Bill McGuire is astonished at how a system of economic self-destruction still carries the label of ‘progress’, after long ago being called-out…
Enjoying one of the seminal works on self-sufficiency – The Fat of the Land by John Seymour; first published in 1961 and in print ever since – prompts me to question the notion of progress and what it means. Seymour was a broadcaster, activist, giant of the self-sufficiency movement, and writer of the first practical guide on the subject. He was also the putative inspiration for the iconic BBC comedy, The Good Life.
The Fat of the Land was one of the first of dozens of books penned by Seymour. Essentially, it provides a warts-and-all account of some years spent trying to make a self-sufficient life on a five-acre smallholding in Suffolk. But it contains so much more and is way ahead of its time in relation to grasping how the modern world is destroying much that was previously held dear. Seymour never minces his words and rails against everything from the despoiling of the environment to our constant quest for more ‘stuff’ and what he calls the ‘industrial world’ in general. Hardly surprisingly, he questions the whole idea of progress as defined in the middle of the 20th century – and which pertains even more so today – purely in economic terms. As Seymour observes; ‘one can progress in so many directions. Up a gum-tree for example.’

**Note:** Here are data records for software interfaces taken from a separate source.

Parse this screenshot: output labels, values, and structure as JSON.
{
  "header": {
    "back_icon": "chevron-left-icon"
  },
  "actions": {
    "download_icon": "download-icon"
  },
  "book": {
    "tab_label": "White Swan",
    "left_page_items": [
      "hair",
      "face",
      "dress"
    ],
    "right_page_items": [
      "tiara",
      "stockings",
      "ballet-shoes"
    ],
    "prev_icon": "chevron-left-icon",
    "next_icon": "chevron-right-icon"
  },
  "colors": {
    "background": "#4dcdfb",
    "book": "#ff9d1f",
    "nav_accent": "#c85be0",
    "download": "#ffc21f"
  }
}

Taking a look at our world more than fifty years on, even at risk of straying outside my comfort zone of my discipline, it is hard to disagree that this is exactly where progress has taken us. We inhabit a planet in the middle of a mass extinction event driven almost entirely by human activities, which is warming perhaps faster than at any point for at least 55 million years, the land of which has been so despoiled that it may struggle to provide another 60 harvests. Is this progress?
We can ask the same questions of our personal lives. Is it progress to juggle meaningless pieces of information on a computer screen for a pittance, or have to work twelve hour days but still not be able to afford a house, or even a holiday? Is it progress to have to work every hour God sends to afford enough childcare so that we can work every hour God sends? Is it progress to go from a country with no food banks to one with more than two thousand?
There are plenty of commentators around today – mostly, but not all, on the libertarian right – who feel it is their duty to load us down with facts and figures that demonstrate irrefutably that we’ve never had it so good. The poorest are not dying as young and fewer face starvation as frequently, which everyone would agree was a good thing. But progress is such a diffuse concept, that facts and figures can be plucked from almost anywhere to demonstrate we are moving forward. There are just as many that demonstrate we are not – as individuals; as a society; and as a world. Can human civilisation really claim to be making progress when eight individuals hold as much wealth as the poorest half of the world’s population? It it really possible to cast the transformation of our 21st century world into one that is overheated, biologically impoverished and hugely unequal, in terms of progress? If he were alive today, I am pretty certain I know what John Seymour’s answer would be. And I would agree with him.
John Seymour’s Fat of The Land is republished this year by Little Toller Books (www.littletoller.co.uk)
Bill McGuire is Professor Emeritus of Geophysical & Climate Hazards at UCL and writes regularly for the New Weather Institute about our environmental predicament. ‘His current book is Waking the Giant: How a Changing Climate Triggers Earthquakes, Tsunamis and Volcanoes’ (published by OUP)
(Photo: Waymond C, used under Creative Commons license)